(Web page and app entries)
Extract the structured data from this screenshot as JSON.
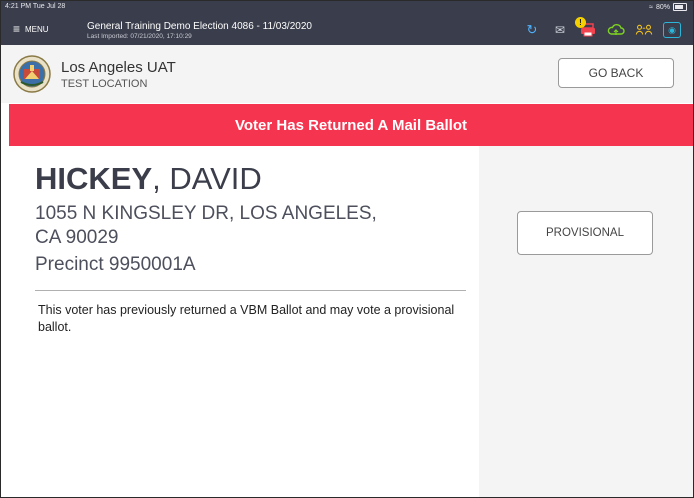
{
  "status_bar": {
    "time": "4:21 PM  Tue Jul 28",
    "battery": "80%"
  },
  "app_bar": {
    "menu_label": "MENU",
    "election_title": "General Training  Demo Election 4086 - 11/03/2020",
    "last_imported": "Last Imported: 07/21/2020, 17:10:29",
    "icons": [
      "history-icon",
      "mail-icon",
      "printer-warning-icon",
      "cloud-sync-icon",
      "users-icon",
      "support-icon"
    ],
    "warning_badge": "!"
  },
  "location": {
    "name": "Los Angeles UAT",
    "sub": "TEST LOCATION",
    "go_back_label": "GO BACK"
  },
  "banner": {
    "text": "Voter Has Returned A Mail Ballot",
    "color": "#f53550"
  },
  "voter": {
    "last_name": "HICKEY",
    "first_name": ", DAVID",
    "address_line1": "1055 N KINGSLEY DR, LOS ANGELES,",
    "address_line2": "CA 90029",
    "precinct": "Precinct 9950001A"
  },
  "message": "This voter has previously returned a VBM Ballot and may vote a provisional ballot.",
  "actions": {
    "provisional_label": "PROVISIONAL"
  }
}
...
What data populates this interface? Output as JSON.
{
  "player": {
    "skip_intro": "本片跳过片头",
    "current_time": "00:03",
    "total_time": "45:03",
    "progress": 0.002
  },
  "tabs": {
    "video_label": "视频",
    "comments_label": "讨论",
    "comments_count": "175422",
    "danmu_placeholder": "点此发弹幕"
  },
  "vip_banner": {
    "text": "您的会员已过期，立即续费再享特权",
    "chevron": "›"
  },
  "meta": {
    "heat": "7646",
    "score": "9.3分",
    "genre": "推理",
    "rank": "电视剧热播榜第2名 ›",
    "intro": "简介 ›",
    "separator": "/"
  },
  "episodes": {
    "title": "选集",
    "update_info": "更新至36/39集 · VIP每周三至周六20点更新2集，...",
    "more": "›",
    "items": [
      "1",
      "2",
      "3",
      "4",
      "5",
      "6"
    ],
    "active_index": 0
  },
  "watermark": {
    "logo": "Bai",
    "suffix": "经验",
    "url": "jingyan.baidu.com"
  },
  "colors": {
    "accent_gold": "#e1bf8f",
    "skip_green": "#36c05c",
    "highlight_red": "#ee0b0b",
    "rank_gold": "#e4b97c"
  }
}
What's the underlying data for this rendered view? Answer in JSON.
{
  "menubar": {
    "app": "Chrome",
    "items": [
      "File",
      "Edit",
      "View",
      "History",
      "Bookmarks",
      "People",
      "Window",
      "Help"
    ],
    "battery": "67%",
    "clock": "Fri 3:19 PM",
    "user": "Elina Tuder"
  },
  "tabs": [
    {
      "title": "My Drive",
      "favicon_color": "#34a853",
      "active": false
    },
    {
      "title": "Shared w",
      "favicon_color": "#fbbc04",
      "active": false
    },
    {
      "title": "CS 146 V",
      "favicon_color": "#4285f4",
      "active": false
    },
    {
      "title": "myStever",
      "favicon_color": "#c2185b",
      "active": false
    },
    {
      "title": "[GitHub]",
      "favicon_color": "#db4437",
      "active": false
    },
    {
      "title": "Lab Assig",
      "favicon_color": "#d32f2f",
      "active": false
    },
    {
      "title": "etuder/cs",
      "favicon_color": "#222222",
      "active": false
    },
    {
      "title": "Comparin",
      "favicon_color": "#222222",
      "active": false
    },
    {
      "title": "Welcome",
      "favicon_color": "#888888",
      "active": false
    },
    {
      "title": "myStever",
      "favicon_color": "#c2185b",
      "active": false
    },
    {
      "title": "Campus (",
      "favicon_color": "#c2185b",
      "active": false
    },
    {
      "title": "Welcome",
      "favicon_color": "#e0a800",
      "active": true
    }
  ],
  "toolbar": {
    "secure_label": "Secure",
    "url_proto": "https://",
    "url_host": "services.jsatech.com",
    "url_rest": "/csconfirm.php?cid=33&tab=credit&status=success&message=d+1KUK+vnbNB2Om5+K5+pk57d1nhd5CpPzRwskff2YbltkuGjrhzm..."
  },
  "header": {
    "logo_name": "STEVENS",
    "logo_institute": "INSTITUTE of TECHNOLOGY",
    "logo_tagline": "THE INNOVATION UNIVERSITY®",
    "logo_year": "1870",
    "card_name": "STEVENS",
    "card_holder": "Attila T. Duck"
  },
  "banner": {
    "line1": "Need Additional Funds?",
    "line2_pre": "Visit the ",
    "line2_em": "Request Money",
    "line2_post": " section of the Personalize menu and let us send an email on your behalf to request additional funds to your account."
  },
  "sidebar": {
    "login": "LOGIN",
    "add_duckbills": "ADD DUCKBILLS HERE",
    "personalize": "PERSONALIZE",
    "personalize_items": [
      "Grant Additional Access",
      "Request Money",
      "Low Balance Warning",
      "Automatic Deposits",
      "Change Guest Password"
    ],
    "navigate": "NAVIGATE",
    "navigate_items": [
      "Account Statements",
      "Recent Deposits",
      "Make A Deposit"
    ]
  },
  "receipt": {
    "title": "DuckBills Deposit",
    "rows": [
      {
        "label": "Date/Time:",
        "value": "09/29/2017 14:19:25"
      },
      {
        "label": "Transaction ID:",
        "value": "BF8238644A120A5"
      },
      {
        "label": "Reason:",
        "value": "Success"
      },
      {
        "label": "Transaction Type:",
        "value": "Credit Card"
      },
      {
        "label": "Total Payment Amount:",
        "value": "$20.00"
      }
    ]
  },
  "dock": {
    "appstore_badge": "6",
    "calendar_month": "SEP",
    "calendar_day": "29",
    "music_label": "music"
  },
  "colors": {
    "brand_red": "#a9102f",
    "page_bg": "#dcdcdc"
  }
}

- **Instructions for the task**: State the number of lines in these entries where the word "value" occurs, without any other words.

- **Output**: 5